(EXTRACTED MATERIAL Opens)

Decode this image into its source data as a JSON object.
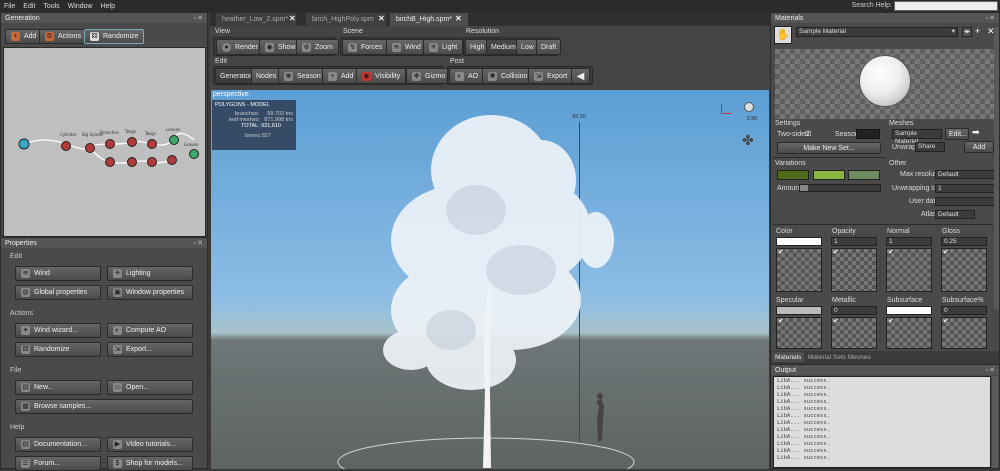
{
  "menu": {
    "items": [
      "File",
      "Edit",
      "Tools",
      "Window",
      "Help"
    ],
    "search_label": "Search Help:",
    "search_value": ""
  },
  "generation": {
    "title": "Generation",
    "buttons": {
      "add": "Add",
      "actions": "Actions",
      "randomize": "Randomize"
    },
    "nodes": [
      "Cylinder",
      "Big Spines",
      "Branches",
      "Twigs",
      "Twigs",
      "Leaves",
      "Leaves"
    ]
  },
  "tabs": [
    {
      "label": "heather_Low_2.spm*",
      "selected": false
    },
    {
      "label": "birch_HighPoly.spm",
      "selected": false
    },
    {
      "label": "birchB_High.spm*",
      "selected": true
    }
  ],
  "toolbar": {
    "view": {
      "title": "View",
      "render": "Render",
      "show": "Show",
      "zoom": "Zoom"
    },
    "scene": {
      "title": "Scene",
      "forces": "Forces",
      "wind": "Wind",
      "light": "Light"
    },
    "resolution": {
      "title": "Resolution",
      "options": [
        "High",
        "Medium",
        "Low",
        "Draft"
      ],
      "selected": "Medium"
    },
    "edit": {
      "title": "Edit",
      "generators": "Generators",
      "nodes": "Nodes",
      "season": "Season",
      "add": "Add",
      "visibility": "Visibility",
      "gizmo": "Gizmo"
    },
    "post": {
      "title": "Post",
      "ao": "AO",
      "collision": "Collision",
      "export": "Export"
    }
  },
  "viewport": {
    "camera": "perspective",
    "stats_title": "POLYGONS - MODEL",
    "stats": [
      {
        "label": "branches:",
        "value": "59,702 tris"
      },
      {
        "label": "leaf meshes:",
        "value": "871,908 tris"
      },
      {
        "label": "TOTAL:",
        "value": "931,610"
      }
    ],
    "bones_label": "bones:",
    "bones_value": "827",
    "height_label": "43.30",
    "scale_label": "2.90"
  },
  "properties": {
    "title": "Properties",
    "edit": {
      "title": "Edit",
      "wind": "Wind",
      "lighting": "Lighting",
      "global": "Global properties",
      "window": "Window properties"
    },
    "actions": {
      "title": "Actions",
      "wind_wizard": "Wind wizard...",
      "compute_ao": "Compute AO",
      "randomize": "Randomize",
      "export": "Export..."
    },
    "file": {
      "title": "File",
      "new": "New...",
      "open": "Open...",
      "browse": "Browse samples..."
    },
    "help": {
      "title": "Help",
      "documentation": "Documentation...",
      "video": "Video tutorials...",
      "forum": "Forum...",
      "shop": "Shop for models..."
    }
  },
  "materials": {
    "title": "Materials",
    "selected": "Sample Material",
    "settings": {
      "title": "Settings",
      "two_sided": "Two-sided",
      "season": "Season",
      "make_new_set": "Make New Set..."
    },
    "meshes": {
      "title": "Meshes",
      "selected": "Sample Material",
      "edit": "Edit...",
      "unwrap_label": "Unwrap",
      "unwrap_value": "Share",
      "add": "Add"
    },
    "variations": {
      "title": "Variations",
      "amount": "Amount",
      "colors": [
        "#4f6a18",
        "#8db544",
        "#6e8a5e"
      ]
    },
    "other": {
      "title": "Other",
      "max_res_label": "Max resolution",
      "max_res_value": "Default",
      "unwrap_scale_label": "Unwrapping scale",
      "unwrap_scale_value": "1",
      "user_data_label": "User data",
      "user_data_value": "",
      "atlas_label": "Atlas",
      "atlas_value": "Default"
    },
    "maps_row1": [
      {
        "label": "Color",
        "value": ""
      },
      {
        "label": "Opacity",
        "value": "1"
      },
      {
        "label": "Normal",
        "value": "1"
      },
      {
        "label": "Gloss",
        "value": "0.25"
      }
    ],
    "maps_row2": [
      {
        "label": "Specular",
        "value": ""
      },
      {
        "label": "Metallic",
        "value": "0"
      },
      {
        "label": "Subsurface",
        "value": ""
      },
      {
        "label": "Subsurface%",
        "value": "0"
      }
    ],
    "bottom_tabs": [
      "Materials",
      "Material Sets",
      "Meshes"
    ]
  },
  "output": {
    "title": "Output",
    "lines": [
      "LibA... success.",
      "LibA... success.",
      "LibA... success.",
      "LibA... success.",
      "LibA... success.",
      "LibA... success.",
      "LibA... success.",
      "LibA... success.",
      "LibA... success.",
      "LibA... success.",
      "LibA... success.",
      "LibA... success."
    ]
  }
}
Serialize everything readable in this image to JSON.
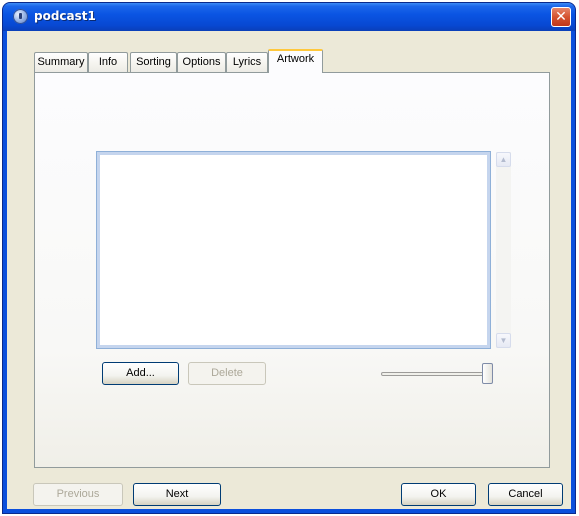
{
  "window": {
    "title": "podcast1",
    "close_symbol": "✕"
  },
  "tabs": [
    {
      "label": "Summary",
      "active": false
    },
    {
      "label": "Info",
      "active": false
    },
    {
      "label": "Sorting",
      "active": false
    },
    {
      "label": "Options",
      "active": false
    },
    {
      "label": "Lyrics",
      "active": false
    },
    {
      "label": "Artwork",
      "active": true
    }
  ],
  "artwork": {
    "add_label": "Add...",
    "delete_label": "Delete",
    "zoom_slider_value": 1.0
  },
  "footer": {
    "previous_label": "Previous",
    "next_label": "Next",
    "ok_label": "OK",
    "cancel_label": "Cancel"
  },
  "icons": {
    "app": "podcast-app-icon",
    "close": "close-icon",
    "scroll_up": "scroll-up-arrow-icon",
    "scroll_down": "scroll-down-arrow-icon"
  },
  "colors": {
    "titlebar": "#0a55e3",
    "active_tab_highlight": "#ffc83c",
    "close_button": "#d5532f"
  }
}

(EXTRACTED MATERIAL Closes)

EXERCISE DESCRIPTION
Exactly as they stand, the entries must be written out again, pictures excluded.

THE ANSWER
Decode this image into its source data as a JSON object.
{
  "menu": {
    "items": [
      "File",
      "Edit",
      "Tools",
      "Window",
      "Help"
    ],
    "search_label": "Search Help:",
    "search_value": ""
  },
  "generation": {
    "title": "Generation",
    "buttons": {
      "add": "Add",
      "actions": "Actions",
      "randomize": "Randomize"
    },
    "nodes": [
      "Cylinder",
      "Big Spines",
      "Branches",
      "Twigs",
      "Twigs",
      "Leaves",
      "Leaves"
    ]
  },
  "tabs": [
    {
      "label": "heather_Low_2.spm*",
      "selected": false
    },
    {
      "label": "birch_HighPoly.spm",
      "selected": false
    },
    {
      "label": "birchB_High.spm*",
      "selected": true
    }
  ],
  "toolbar": {
    "view": {
      "title": "View",
      "render": "Render",
      "show": "Show",
      "zoom": "Zoom"
    },
    "scene": {
      "title": "Scene",
      "forces": "Forces",
      "wind": "Wind",
      "light": "Light"
    },
    "resolution": {
      "title": "Resolution",
      "options": [
        "High",
        "Medium",
        "Low",
        "Draft"
      ],
      "selected": "Medium"
    },
    "edit": {
      "title": "Edit",
      "generators": "Generators",
      "nodes": "Nodes",
      "season": "Season",
      "add": "Add",
      "visibility": "Visibility",
      "gizmo": "Gizmo"
    },
    "post": {
      "title": "Post",
      "ao": "AO",
      "collision": "Collision",
      "export": "Export"
    }
  },
  "viewport": {
    "camera": "perspective",
    "stats_title": "POLYGONS - MODEL",
    "stats": [
      {
        "label": "branches:",
        "value": "59,702 tris"
      },
      {
        "label": "leaf meshes:",
        "value": "871,908 tris"
      },
      {
        "label": "TOTAL:",
        "value": "931,610"
      }
    ],
    "bones_label": "bones:",
    "bones_value": "827",
    "height_label": "43.30",
    "scale_label": "2.90"
  },
  "properties": {
    "title": "Properties",
    "edit": {
      "title": "Edit",
      "wind": "Wind",
      "lighting": "Lighting",
      "global": "Global properties",
      "window": "Window properties"
    },
    "actions": {
      "title": "Actions",
      "wind_wizard": "Wind wizard...",
      "compute_ao": "Compute AO",
      "randomize": "Randomize",
      "export": "Export..."
    },
    "file": {
      "title": "File",
      "new": "New...",
      "open": "Open...",
      "browse": "Browse samples..."
    },
    "help": {
      "title": "Help",
      "documentation": "Documentation...",
      "video": "Video tutorials...",
      "forum": "Forum...",
      "shop": "Shop for models..."
    }
  },
  "materials": {
    "title": "Materials",
    "selected": "Sample Material",
    "settings": {
      "title": "Settings",
      "two_sided": "Two-sided",
      "season": "Season",
      "make_new_set": "Make New Set..."
    },
    "meshes": {
      "title": "Meshes",
      "selected": "Sample Material",
      "edit": "Edit...",
      "unwrap_label": "Unwrap",
      "unwrap_value": "Share",
      "add": "Add"
    },
    "variations": {
      "title": "Variations",
      "amount": "Amount",
      "colors": [
        "#4f6a18",
        "#8db544",
        "#6e8a5e"
      ]
    },
    "other": {
      "title": "Other",
      "max_res_label": "Max resolution",
      "max_res_value": "Default",
      "unwrap_scale_label": "Unwrapping scale",
      "unwrap_scale_value": "1",
      "user_data_label": "User data",
      "user_data_value": "",
      "atlas_label": "Atlas",
      "atlas_value": "Default"
    },
    "maps_row1": [
      {
        "label": "Color",
        "value": ""
      },
      {
        "label": "Opacity",
        "value": "1"
      },
      {
        "label": "Normal",
        "value": "1"
      },
      {
        "label": "Gloss",
        "value": "0.25"
      }
    ],
    "maps_row2": [
      {
        "label": "Specular",
        "value": ""
      },
      {
        "label": "Metallic",
        "value": "0"
      },
      {
        "label": "Subsurface",
        "value": ""
      },
      {
        "label": "Subsurface%",
        "value": "0"
      }
    ],
    "bottom_tabs": [
      "Materials",
      "Material Sets",
      "Meshes"
    ]
  },
  "output": {
    "title": "Output",
    "lines": [
      "LibA... success.",
      "LibA... success.",
      "LibA... success.",
      "LibA... success.",
      "LibA... success.",
      "LibA... success.",
      "LibA... success.",
      "LibA... success.",
      "LibA... success.",
      "LibA... success.",
      "LibA... success.",
      "LibA... success."
    ]
  }
}
Serialize everything readable in this image to JSON.
{
  "window": {
    "title": "podcast1",
    "close_symbol": "✕"
  },
  "tabs": [
    {
      "label": "Summary",
      "active": false
    },
    {
      "label": "Info",
      "active": false
    },
    {
      "label": "Sorting",
      "active": false
    },
    {
      "label": "Options",
      "active": false
    },
    {
      "label": "Lyrics",
      "active": false
    },
    {
      "label": "Artwork",
      "active": true
    }
  ],
  "artwork": {
    "add_label": "Add...",
    "delete_label": "Delete",
    "zoom_slider_value": 1.0
  },
  "footer": {
    "previous_label": "Previous",
    "next_label": "Next",
    "ok_label": "OK",
    "cancel_label": "Cancel"
  },
  "icons": {
    "app": "podcast-app-icon",
    "close": "close-icon",
    "scroll_up": "scroll-up-arrow-icon",
    "scroll_down": "scroll-down-arrow-icon"
  },
  "colors": {
    "titlebar": "#0a55e3",
    "active_tab_highlight": "#ffc83c",
    "close_button": "#d5532f"
  }
}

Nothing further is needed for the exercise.